Photo by Jed Root
It’s not often that you get the chance to come into contact with one of your own idols, yet alone have an extended discussion with them about everything from the current state of African politics to feminism; human rights and own personal heroes.
In preparation for the Globe Rocker feature in issue #84, I had a chat with Angélique Kidjo while she was in New York on her way to Australia for a gig. As ever, it was nigh impossible to cram everything that she had to say into a one-page piece, especially with someone as wonderfully verbose as Angélique, so I have decided to share with you some bits and pieces that didn’t make the final cut…
On Amy Winehouse and Adele:
“One of my greatest musical loves was Amy Winehouse. She was a great talent and I was so sad when she passed away. I had the chance to meet and hear her sing in the early 2000s and she was just so young and talented. But at the same time you could feel this fragility in her. I don’t know if anyone could have helped her or saved her, but for me, every time, with a talent like that, it’s just a tragedy when we lose them.
“And Adele [showing that no one is immune…] she’s another British talent who is just amazing. She sings wonderfully, she’s so young and yet already she sings right on the note. She’s so in tune, it’s freaking scary and moving.”
On the term ‘world music’:
“I never liked it. It’s always the rich countries that give us different names, so Africa is not a country, it’s the third world. Who decides what is what?
“Africa is the cradle of humanity, therefore if you call it third world, you’re denying where you come from. And it’s the same thing with music.
“In every media we’re talking about Africa and saying Africa is poor. Yet you have so many companies in Africa, they make billions of dollars every year, and yet none of them will stand up and say Africa is not poor. We are raping Africa out of its resources.

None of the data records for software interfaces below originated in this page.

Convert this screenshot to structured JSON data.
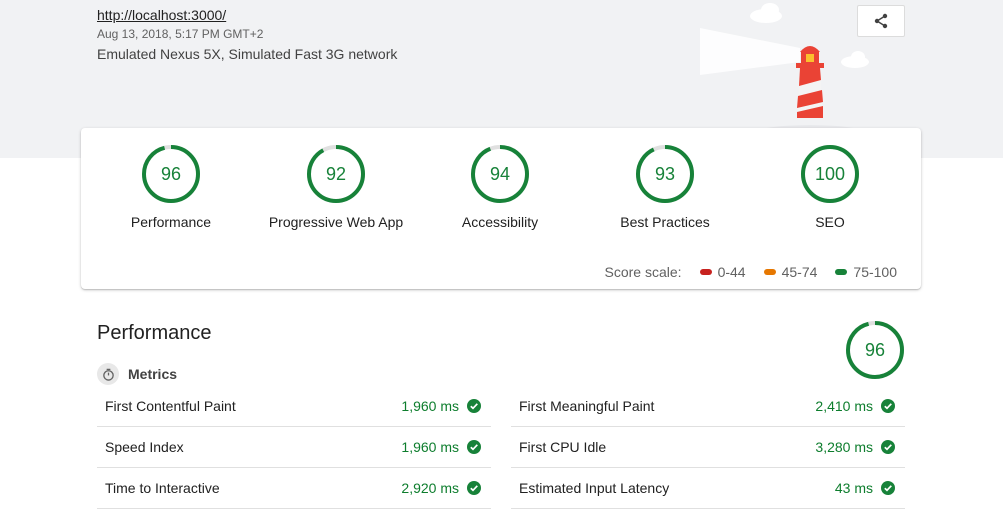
{
  "header": {
    "url": "http://localhost:3000/",
    "date": "Aug 13, 2018, 5:17 PM GMT+2",
    "device": "Emulated Nexus 5X, Simulated Fast 3G network",
    "share_icon": "share-icon"
  },
  "summary": {
    "gauges": [
      {
        "score": "96",
        "label": "Performance",
        "value": 96
      },
      {
        "score": "92",
        "label": "Progressive Web App",
        "value": 92
      },
      {
        "score": "94",
        "label": "Accessibility",
        "value": 94
      },
      {
        "score": "93",
        "label": "Best Practices",
        "value": 93
      },
      {
        "score": "100",
        "label": "SEO",
        "value": 100
      }
    ],
    "scale": {
      "label": "Score scale:",
      "ranges": [
        {
          "label": "0-44",
          "color": "#c7221f"
        },
        {
          "label": "45-74",
          "color": "#e67700"
        },
        {
          "label": "75-100",
          "color": "#178239"
        }
      ]
    }
  },
  "performance": {
    "title": "Performance",
    "score": "96",
    "value": 96,
    "metrics_label": "Metrics",
    "metrics": [
      {
        "name": "First Contentful Paint",
        "value": "1,960 ms"
      },
      {
        "name": "First Meaningful Paint",
        "value": "2,410 ms"
      },
      {
        "name": "Speed Index",
        "value": "1,960 ms"
      },
      {
        "name": "First CPU Idle",
        "value": "3,280 ms"
      },
      {
        "name": "Time to Interactive",
        "value": "2,920 ms"
      },
      {
        "name": "Estimated Input Latency",
        "value": "43 ms"
      }
    ]
  },
  "colors": {
    "pass": "#178239",
    "pass_text": "#0d7d2d",
    "band": "#f1f2f4"
  }
}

“We’re taking anything we can from the Africans, and we are stopping them from being self-sufficient and to stand on both of their feet, and the same thing goes with music. Africa has given so much to the world in music, I mean, blues would not exist… and rock and roll without blues doesn’t exist. But people go on denying to every single citizen of Africa, the right to be and to do whatever they want to do. So my question always is, is colonisation over, or is it still going on?

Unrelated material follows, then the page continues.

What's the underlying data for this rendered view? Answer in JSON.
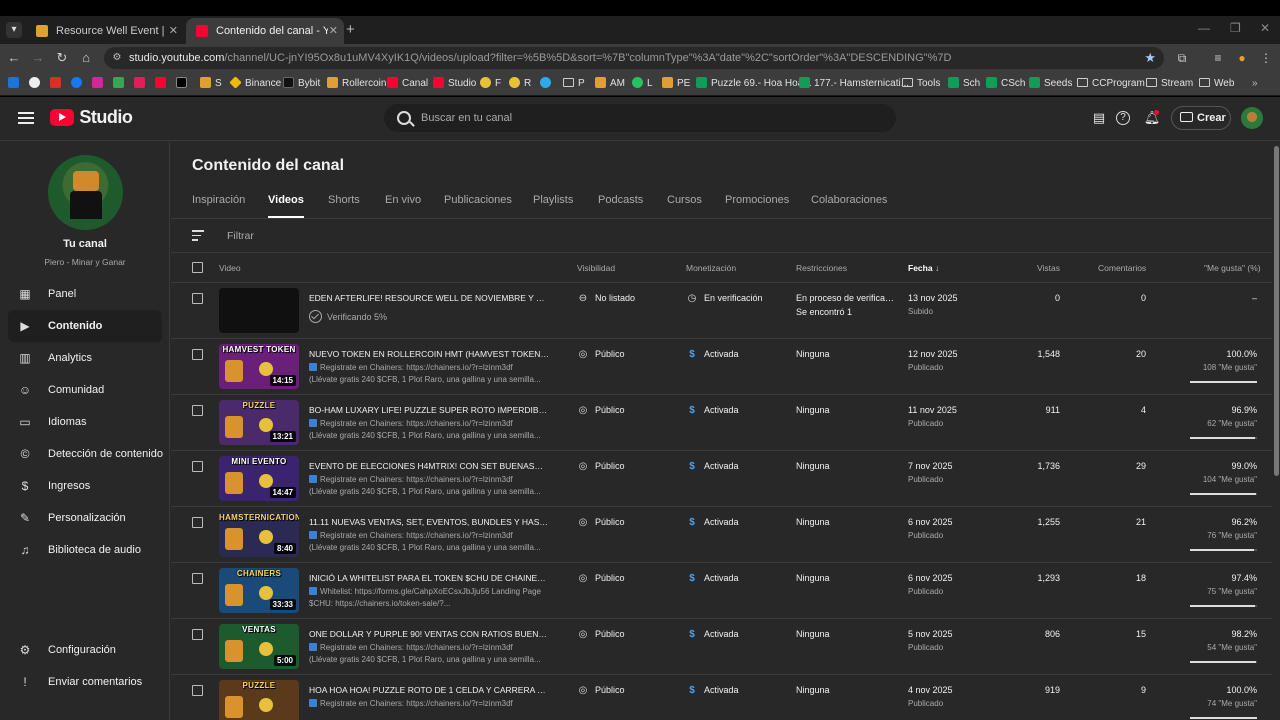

“Who has the right to dictate our lives? Who has the right to dictate that my music is world music? Who has this right to say I cannot be played on prime time? Who has got the right to decide that? The public is stupid enough not to listen to that, and we have feed the public with crappy music, because that’s the way it goes.”
“I’ve been raised by strong women. My grandmother, my mother, my aunties, taught me being a woman is a great blessing, and you shouldn’t let anyone take that away from you. It doesn’t matter what somebody says, without us there’s no humanity. It doesn’t matter how much a man tries to make you believe that you are under his watch, or under his thumb, he is much more under your thumb than you are, because he can’t live without you. What threat do we pose to men that they have to decide our fate? And they have to decide what we have to do, how we have to dress, how we have to talk? Who gives them that right, it’s not written anywhere that men have to dictate to women; what is it that they are afraid of?
“Denying that right to women is denying the right to yourself, because if you don’t like women, how can you love your children? It doesn’t make sense, the women are the mothers of your children, so if you don’t respect them, you don’t respect yourself, and it’s such a very weird dynamic, and I don’t understand how men can be so disrespectful towards women, and yet call them the mother of their children.”
On human rights:
“The law is weakened by human beings. Laws don’t serve justice, because if you have money, you get away free, even if it’s a sentence, then it is always different from the one that is poor, so this justice system, does it work for everybody or for just some people that play around with it?
“The same thing goes with human rights; does human rights apply to everybody, if yes, how can the rich countries justify what they do in Africa, knowing that what they are doing will jeopardise of the most vulnerable people, the women and the children?”
For the full feature, see our next issue (June 2012 #84) on sale April 27.